━━━ Raw data

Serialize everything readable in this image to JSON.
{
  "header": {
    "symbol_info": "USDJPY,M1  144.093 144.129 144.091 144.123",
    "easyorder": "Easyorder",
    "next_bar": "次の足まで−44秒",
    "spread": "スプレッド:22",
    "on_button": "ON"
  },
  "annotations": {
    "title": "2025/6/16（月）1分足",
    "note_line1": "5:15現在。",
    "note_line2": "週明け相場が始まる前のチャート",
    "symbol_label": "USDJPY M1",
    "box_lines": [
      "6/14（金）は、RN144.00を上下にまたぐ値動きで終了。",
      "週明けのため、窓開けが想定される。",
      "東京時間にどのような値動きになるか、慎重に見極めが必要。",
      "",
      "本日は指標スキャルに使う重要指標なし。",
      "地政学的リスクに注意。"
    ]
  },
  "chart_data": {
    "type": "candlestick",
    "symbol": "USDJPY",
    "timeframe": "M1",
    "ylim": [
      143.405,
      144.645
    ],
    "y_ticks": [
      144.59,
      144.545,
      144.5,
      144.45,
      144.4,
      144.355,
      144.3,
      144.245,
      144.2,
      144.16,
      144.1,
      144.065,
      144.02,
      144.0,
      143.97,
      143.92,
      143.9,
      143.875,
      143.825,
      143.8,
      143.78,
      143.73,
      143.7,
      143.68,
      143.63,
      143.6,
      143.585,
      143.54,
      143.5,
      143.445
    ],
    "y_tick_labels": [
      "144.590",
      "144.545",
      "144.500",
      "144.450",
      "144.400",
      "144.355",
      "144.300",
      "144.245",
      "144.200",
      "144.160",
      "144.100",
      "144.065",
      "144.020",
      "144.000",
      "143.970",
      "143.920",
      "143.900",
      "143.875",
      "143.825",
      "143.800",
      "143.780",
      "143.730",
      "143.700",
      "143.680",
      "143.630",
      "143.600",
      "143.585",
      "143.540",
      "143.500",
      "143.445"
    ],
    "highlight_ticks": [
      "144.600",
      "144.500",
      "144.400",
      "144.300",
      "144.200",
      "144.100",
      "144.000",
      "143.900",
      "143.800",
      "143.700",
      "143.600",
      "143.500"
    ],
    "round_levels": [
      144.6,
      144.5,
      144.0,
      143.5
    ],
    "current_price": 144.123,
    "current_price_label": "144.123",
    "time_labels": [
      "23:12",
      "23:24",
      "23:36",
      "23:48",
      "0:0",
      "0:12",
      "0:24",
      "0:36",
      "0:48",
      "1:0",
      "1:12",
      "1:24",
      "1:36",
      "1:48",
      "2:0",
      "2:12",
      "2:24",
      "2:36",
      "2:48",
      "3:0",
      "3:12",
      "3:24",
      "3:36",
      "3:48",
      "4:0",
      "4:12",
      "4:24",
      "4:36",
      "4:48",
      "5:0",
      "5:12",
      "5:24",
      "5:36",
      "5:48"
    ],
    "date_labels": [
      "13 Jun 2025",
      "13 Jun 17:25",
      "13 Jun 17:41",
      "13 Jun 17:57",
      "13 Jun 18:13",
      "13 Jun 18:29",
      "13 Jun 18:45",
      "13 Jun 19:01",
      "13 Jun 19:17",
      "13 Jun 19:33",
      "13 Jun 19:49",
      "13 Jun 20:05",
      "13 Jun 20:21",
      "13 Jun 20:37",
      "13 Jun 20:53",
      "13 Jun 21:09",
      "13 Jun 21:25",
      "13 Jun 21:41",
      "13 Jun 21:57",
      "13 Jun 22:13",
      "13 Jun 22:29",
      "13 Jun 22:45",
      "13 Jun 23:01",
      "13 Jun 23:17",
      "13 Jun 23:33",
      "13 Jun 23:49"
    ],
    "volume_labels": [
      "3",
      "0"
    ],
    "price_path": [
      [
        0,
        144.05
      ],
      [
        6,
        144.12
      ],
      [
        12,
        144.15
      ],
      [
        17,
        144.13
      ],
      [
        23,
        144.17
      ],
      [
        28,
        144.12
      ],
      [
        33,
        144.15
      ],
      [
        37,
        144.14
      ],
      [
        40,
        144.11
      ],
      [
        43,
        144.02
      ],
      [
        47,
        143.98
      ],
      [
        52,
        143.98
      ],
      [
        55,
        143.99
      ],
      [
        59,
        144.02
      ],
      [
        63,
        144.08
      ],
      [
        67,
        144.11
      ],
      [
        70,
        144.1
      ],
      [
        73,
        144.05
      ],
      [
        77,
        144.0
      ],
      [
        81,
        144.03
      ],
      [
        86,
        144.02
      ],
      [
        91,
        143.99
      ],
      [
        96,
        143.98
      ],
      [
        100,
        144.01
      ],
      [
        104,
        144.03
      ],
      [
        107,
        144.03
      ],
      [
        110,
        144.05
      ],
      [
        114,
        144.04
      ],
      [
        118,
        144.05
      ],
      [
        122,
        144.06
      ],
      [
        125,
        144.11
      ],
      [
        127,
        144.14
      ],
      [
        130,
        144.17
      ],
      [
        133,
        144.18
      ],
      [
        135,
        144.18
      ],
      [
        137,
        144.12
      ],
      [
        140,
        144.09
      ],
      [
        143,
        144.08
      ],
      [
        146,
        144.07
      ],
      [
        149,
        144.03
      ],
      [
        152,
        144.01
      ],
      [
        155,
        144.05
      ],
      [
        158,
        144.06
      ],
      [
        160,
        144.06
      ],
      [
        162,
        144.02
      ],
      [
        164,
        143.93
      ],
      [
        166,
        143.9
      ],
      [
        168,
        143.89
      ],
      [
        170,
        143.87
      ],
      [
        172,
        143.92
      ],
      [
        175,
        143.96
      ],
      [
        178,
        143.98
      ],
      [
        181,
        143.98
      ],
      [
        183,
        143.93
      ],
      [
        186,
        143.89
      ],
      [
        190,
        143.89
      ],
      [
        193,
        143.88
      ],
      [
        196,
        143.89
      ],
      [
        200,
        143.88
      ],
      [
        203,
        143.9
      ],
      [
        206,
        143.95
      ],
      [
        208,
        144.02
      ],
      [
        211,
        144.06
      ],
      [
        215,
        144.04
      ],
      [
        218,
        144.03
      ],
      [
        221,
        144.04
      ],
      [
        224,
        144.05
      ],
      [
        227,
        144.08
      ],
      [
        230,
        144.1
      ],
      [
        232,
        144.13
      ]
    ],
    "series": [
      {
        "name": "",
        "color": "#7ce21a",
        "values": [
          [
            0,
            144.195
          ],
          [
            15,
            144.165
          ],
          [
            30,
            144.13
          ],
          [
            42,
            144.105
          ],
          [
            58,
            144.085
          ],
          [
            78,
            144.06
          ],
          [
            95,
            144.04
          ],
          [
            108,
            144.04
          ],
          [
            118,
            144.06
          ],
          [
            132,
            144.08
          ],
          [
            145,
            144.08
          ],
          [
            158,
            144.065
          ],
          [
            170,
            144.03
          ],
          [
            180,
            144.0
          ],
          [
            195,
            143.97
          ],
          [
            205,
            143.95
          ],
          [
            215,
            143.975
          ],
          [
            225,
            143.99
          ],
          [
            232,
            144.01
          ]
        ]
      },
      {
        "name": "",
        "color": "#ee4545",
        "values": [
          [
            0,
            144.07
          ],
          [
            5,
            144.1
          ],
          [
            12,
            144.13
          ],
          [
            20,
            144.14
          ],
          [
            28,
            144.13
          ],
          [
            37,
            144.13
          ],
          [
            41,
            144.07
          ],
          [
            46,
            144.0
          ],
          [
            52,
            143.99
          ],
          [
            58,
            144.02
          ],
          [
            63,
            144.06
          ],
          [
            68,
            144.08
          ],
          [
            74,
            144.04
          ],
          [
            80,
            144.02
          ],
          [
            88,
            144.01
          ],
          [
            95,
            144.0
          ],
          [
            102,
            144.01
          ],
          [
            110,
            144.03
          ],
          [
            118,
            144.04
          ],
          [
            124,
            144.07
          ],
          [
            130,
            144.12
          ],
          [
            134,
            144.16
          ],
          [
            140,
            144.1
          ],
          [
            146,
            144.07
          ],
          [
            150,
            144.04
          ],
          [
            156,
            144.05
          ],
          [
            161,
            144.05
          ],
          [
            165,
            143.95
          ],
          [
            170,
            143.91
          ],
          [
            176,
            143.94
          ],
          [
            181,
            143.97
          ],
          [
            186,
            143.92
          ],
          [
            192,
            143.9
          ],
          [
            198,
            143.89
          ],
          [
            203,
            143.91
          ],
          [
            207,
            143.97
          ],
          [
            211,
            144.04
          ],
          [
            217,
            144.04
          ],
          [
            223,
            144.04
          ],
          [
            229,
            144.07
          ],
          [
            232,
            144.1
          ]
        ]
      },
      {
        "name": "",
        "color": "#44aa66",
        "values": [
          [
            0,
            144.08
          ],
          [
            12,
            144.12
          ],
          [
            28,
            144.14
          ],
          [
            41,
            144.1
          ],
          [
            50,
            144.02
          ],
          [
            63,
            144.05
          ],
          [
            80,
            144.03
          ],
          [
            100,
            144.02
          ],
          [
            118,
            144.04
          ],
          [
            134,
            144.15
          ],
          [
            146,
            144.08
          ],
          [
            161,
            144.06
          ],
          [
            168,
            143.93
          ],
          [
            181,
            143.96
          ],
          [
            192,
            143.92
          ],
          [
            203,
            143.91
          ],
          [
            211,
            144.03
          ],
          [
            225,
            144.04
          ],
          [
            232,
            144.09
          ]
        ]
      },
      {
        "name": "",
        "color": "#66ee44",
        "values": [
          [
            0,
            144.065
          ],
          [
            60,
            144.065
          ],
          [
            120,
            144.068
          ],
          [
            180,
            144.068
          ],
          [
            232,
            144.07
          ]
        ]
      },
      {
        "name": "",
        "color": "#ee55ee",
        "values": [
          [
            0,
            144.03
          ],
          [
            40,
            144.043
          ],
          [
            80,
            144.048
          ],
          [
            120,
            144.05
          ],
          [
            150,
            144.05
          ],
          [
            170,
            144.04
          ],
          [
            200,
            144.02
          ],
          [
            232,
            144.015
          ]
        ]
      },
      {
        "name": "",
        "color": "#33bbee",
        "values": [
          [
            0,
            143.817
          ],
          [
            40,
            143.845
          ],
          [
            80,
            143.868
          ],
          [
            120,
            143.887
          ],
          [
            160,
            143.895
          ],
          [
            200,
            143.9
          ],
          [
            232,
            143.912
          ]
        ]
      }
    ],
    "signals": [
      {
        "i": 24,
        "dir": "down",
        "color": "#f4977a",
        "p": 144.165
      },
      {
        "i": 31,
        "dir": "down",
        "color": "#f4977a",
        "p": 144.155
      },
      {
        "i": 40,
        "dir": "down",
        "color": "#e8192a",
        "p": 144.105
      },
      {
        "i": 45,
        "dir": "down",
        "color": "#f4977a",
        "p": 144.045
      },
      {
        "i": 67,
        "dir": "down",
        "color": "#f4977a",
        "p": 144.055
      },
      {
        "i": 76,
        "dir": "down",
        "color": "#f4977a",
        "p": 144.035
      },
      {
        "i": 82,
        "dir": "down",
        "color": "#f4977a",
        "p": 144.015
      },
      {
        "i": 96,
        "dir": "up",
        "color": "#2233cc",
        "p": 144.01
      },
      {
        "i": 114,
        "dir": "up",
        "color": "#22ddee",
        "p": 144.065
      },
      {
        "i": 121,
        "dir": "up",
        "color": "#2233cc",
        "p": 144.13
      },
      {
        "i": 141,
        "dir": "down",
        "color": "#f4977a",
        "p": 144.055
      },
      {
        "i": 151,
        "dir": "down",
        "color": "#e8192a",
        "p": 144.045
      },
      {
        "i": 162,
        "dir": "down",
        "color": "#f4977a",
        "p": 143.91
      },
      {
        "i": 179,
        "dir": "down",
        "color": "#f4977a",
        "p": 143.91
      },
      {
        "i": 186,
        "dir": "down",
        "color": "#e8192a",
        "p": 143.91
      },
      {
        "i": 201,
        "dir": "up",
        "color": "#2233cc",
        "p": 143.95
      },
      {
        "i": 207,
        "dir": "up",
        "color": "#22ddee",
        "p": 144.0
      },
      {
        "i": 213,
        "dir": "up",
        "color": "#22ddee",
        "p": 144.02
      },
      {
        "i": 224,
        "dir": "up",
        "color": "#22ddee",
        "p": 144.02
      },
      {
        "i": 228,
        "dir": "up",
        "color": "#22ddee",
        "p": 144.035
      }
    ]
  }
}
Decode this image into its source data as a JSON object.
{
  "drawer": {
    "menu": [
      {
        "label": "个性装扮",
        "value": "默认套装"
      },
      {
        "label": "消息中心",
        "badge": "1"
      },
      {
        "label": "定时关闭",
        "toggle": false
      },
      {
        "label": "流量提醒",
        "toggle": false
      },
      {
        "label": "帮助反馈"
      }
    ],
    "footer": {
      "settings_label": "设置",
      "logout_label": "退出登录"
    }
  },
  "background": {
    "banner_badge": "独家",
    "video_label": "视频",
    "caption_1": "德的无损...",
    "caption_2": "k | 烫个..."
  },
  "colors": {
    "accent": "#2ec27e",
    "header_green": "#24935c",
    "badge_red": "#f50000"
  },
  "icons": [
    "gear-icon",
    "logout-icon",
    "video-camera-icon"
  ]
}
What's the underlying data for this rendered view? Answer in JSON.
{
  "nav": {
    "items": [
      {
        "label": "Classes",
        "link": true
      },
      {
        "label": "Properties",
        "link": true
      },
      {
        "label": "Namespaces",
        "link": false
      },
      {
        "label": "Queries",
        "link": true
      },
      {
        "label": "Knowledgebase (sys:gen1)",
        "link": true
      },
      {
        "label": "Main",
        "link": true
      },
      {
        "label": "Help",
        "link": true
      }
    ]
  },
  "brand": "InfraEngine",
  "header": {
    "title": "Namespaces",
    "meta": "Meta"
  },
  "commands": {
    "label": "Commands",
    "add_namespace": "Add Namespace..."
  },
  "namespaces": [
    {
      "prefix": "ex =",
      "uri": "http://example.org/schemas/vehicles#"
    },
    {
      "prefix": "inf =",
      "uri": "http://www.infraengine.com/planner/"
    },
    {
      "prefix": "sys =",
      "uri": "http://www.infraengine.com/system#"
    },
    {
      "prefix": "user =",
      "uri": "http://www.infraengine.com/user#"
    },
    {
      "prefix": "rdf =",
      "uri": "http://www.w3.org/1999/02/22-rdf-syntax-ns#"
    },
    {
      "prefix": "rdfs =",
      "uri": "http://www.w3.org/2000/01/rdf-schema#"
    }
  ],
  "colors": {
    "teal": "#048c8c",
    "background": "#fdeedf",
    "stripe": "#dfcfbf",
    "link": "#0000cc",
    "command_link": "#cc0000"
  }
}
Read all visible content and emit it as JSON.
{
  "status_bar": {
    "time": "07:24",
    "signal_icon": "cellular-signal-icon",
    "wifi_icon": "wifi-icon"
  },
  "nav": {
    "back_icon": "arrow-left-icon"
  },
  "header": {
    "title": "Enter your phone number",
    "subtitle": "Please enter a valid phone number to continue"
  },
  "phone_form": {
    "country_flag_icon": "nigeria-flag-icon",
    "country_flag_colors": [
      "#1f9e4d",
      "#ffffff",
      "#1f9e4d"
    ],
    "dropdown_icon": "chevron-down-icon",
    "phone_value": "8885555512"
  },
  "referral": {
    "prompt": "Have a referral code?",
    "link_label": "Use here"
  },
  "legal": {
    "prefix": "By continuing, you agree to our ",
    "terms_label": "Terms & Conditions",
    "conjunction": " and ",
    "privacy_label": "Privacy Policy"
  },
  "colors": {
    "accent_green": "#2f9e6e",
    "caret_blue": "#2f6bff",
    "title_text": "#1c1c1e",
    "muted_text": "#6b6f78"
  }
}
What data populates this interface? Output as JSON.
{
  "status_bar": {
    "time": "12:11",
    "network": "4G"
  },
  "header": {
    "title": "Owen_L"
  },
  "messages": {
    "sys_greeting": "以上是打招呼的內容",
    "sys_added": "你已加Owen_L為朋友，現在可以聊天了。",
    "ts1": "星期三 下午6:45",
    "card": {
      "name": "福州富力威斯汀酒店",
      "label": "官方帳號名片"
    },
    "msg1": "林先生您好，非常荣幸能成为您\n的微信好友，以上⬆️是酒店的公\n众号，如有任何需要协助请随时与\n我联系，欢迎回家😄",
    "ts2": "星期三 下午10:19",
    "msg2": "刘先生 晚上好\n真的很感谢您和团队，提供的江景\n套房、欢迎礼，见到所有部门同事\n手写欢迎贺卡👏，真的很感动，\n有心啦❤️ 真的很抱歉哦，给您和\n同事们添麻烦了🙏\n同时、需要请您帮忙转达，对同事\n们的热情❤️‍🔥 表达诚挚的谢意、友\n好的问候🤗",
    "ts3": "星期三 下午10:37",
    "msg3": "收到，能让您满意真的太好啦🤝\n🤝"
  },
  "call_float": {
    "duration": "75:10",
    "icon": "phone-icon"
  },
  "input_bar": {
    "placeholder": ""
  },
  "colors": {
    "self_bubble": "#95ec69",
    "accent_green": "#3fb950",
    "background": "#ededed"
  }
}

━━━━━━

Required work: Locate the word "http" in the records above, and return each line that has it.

Your solution:
      "uri": "http://example.org/schemas/vehicles#"
      "uri": "http://www.infraengine.com/planner/"
      "uri": "http://www.infraengine.com/system#"
      "uri": "http://www.infraengine.com/user#"
      "uri": "http://www.w3.org/1999/02/22-rdf-syntax-ns#"
      "uri": "http://www.w3.org/2000/01/rdf-schema#"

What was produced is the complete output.